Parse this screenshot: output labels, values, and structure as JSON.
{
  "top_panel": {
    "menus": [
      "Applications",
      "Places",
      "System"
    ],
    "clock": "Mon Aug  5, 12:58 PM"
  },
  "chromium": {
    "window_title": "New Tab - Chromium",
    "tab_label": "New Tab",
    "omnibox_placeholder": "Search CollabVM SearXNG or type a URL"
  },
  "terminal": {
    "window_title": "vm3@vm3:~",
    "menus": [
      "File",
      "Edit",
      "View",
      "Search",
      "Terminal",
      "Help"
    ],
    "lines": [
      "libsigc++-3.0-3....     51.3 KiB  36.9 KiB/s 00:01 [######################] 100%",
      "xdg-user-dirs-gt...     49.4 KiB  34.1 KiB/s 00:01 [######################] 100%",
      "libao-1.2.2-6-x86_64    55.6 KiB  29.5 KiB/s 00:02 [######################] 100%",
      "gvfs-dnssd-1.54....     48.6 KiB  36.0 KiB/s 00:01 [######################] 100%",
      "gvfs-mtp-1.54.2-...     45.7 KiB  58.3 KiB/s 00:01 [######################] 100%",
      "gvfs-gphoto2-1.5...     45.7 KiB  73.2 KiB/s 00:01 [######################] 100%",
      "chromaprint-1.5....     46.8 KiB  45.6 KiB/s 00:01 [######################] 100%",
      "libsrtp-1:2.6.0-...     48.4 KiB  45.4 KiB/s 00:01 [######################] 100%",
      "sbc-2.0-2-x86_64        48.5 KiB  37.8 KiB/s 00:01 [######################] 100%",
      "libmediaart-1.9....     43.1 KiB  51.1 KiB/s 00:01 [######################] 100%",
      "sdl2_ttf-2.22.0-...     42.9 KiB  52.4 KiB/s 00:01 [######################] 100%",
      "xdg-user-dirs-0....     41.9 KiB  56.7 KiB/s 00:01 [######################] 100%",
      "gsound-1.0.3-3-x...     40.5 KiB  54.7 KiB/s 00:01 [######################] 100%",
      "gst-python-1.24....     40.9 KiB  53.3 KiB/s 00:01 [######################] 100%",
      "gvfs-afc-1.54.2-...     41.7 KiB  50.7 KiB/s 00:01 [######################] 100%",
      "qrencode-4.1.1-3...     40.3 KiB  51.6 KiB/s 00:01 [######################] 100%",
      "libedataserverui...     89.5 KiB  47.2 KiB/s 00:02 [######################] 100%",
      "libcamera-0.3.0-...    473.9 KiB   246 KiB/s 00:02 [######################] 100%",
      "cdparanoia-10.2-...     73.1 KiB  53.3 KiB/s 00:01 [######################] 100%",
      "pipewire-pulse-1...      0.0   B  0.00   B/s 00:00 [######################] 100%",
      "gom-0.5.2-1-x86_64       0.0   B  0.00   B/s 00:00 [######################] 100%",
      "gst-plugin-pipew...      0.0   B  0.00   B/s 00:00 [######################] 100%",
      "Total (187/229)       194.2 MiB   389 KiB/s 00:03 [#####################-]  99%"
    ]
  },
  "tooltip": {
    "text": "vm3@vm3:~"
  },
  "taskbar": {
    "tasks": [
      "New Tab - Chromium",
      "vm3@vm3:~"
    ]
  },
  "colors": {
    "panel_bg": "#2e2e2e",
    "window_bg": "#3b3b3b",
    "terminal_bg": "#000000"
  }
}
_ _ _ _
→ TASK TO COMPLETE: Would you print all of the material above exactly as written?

→ ANSWER BOX:
Parse this screenshot: output labels, values, and structure as JSON.
{
  "top_panel": {
    "menus": [
      "Applications",
      "Places",
      "System"
    ],
    "clock": "Mon Aug  5, 12:58 PM"
  },
  "chromium": {
    "window_title": "New Tab - Chromium",
    "tab_label": "New Tab",
    "omnibox_placeholder": "Search CollabVM SearXNG or type a URL"
  },
  "terminal": {
    "window_title": "vm3@vm3:~",
    "menus": [
      "File",
      "Edit",
      "View",
      "Search",
      "Terminal",
      "Help"
    ],
    "lines": [
      "libsigc++-3.0-3....     51.3 KiB  36.9 KiB/s 00:01 [######################] 100%",
      "xdg-user-dirs-gt...     49.4 KiB  34.1 KiB/s 00:01 [######################] 100%",
      "libao-1.2.2-6-x86_64    55.6 KiB  29.5 KiB/s 00:02 [######################] 100%",
      "gvfs-dnssd-1.54....     48.6 KiB  36.0 KiB/s 00:01 [######################] 100%",
      "gvfs-mtp-1.54.2-...     45.7 KiB  58.3 KiB/s 00:01 [######################] 100%",
      "gvfs-gphoto2-1.5...     45.7 KiB  73.2 KiB/s 00:01 [######################] 100%",
      "chromaprint-1.5....     46.8 KiB  45.6 KiB/s 00:01 [######################] 100%",
      "libsrtp-1:2.6.0-...     48.4 KiB  45.4 KiB/s 00:01 [######################] 100%",
      "sbc-2.0-2-x86_64        48.5 KiB  37.8 KiB/s 00:01 [######################] 100%",
      "libmediaart-1.9....     43.1 KiB  51.1 KiB/s 00:01 [######################] 100%",
      "sdl2_ttf-2.22.0-...     42.9 KiB  52.4 KiB/s 00:01 [######################] 100%",
      "xdg-user-dirs-0....     41.9 KiB  56.7 KiB/s 00:01 [######################] 100%",
      "gsound-1.0.3-3-x...     40.5 KiB  54.7 KiB/s 00:01 [######################] 100%",
      "gst-python-1.24....     40.9 KiB  53.3 KiB/s 00:01 [######################] 100%",
      "gvfs-afc-1.54.2-...     41.7 KiB  50.7 KiB/s 00:01 [######################] 100%",
      "qrencode-4.1.1-3...     40.3 KiB  51.6 KiB/s 00:01 [######################] 100%",
      "libedataserverui...     89.5 KiB  47.2 KiB/s 00:02 [######################] 100%",
      "libcamera-0.3.0-...    473.9 KiB   246 KiB/s 00:02 [######################] 100%",
      "cdparanoia-10.2-...     73.1 KiB  53.3 KiB/s 00:01 [######################] 100%",
      "pipewire-pulse-1...      0.0   B  0.00   B/s 00:00 [######################] 100%",
      "gom-0.5.2-1-x86_64       0.0   B  0.00   B/s 00:00 [######################] 100%",
      "gst-plugin-pipew...      0.0   B  0.00   B/s 00:00 [######################] 100%",
      "Total (187/229)       194.2 MiB   389 KiB/s 00:03 [#####################-]  99%"
    ]
  },
  "tooltip": {
    "text": "vm3@vm3:~"
  },
  "taskbar": {
    "tasks": [
      "New Tab - Chromium",
      "vm3@vm3:~"
    ]
  },
  "colors": {
    "panel_bg": "#2e2e2e",
    "window_bg": "#3b3b3b",
    "terminal_bg": "#000000"
  }
}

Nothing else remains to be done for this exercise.